The Journey: Early Sleepers for 2022-23 (Hischier, Romanov, Lehkonen)

Benjamin Gehrels

2022-04-16

Welcome back to The Journey, where we follow hockey prospects and their paths to the NHL, providing fantasy predictions and analysis along the way. This week, we'll take a closer look at three players who may be undervalued heading into next year's drafts.

How high is Nico Hischier going to go in drafts next year? His trade value has been relatively low for a while now as a former first overall pick who looked to be developing into neither a bust nor a star. He is almost 100 games past his 200-game Breakout Threshold, nearing the end of his fifth season in the league, and had never broken 60 points in a year.

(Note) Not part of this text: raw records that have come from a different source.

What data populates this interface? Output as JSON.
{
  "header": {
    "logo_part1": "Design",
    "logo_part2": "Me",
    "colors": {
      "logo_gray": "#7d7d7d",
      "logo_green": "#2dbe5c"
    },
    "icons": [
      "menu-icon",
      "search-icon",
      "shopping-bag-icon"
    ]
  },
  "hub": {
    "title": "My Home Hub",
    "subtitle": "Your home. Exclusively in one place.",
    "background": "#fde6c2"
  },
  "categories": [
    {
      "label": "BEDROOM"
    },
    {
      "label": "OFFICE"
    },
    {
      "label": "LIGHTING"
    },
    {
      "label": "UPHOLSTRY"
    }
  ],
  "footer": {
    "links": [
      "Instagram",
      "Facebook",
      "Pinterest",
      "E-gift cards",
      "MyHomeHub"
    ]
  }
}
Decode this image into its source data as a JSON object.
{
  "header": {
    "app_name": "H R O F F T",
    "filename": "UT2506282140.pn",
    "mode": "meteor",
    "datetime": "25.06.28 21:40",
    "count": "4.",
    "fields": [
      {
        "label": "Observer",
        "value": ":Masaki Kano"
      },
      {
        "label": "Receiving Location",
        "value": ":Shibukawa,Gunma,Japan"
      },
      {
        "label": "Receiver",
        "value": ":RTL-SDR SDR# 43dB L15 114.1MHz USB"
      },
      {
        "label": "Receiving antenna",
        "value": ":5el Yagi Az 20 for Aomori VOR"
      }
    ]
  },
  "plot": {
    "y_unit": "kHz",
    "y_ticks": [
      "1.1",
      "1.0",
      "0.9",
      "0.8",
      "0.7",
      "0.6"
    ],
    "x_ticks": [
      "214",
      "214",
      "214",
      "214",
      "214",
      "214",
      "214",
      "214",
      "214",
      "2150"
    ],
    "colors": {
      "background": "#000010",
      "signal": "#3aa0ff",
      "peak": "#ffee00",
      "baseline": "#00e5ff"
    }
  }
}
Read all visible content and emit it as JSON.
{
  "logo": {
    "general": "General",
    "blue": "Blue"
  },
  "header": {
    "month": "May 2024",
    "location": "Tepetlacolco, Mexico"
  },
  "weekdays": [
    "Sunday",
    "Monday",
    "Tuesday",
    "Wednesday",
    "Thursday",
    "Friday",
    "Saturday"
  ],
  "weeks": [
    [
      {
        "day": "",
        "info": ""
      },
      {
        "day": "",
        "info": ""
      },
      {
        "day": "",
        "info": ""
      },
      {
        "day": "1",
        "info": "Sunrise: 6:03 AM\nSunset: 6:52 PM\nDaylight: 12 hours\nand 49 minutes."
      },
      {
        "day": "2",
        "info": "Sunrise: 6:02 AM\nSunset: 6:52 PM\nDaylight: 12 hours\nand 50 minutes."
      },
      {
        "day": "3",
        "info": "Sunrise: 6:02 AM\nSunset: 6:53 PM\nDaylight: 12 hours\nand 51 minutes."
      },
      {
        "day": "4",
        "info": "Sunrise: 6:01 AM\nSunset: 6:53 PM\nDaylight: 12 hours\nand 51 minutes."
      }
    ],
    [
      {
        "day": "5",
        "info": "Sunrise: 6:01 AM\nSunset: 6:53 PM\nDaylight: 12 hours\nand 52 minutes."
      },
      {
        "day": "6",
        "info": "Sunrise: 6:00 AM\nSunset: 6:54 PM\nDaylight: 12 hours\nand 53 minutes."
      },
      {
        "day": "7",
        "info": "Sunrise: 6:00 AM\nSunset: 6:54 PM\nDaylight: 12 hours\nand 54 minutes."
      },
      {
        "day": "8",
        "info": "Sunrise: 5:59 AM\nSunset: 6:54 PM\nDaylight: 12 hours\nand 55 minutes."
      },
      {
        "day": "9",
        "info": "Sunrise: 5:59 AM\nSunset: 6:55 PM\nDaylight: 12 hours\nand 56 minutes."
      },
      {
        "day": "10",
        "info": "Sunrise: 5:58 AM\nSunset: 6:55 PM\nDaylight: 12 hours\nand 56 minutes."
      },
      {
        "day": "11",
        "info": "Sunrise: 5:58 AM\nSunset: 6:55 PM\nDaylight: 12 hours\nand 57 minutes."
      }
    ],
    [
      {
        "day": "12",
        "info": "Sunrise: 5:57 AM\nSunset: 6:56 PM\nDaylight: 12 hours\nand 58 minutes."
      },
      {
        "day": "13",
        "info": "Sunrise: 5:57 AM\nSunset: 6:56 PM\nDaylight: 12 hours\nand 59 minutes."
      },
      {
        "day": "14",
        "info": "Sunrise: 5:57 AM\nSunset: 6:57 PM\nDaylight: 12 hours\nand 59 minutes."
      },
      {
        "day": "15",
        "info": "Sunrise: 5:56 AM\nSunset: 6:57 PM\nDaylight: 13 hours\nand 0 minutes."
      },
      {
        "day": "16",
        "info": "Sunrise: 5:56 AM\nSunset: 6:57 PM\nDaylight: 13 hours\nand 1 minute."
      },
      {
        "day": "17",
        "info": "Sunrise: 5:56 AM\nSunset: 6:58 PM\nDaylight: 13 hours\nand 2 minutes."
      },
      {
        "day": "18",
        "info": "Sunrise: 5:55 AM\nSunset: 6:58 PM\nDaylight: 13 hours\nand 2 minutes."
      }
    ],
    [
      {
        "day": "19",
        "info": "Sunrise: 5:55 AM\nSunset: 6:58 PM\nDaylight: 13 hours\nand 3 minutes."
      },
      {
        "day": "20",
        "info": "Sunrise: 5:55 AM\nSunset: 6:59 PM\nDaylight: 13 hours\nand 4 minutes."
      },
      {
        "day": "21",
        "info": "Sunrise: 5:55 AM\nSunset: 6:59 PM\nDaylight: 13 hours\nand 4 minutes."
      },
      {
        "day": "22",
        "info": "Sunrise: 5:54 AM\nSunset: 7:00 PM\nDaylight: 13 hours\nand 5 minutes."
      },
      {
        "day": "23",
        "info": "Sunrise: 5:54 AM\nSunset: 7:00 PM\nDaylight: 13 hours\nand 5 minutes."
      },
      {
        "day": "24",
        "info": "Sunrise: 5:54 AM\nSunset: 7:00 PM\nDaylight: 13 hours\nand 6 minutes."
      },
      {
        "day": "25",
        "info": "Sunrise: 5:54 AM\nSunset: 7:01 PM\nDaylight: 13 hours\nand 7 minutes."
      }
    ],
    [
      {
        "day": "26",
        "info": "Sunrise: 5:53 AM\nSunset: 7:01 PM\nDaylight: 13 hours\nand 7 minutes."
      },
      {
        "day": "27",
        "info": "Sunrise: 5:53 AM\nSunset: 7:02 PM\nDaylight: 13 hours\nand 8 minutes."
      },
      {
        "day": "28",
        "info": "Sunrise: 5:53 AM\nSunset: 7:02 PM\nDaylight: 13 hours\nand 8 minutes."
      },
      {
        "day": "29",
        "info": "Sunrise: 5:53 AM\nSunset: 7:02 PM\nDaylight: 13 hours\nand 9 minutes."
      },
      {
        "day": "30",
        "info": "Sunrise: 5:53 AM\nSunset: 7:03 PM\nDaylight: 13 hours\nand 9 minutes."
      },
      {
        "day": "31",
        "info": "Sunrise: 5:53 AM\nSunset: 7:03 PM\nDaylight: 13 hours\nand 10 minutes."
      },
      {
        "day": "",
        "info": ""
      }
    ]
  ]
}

It'll be interesting to see whether the majority of fantasy managers realize that he's a point-per-game (ppg) player now. Here are his ppg numbers over the four quarters of this year: 0.63, 0.75, 1.0, 1.3. That's a player whose trajectory is headed straight up.

Luckily for Devils fans, Hischier's breakout seems to be coinciding perfectly with that of rising superstar Jack Hughes, who finally pushed past the ppg mark himself this year. Hischier hasn't simply been riding his dynamic teammate's coattails either. Although the two line up together on the power play, Hischer has played most of his five-on-five shifts alongside Jesper Bratt, Pavel Zacha, and Tomas Tatar. Since Hughes went down with an injury on April 3rd, Hischier has scored eight points in five games.

Does the average fantasy player consider Hischier (2.8 points/60) roughly as valuable as stars like Alex DeBrincat (2.8), Brayden Point (2.8), and Elias Pettersson (2.7)? I doubt it, and that means there might be a buy-low opportunity here. Treat him as a 75+ point player with strong faceoff totals and decent hits moving forward but keep in mind that he doesn't shoot a lot (2.15 shots/game) and his power play totals (0.18/game) are lower than we'd like to see from a high-end star. But he's driving play well against high-quality competition and putting this many points on the board without the benefit of the constant offensive zone starts that Hughes gets (46% to 62%).

This guy is for real. Check out these two recent clips of him in action. The first one gives me Sidney Crosby vibes and the second one shows off his unreal hand-eye coordination: he settles down a massive saucer pass while entering the opposing zone at top speed, dekes a defender, then sends a perfect pass across the crease to his open teammate. Hischier is consistently making eye-popping plays like these recently.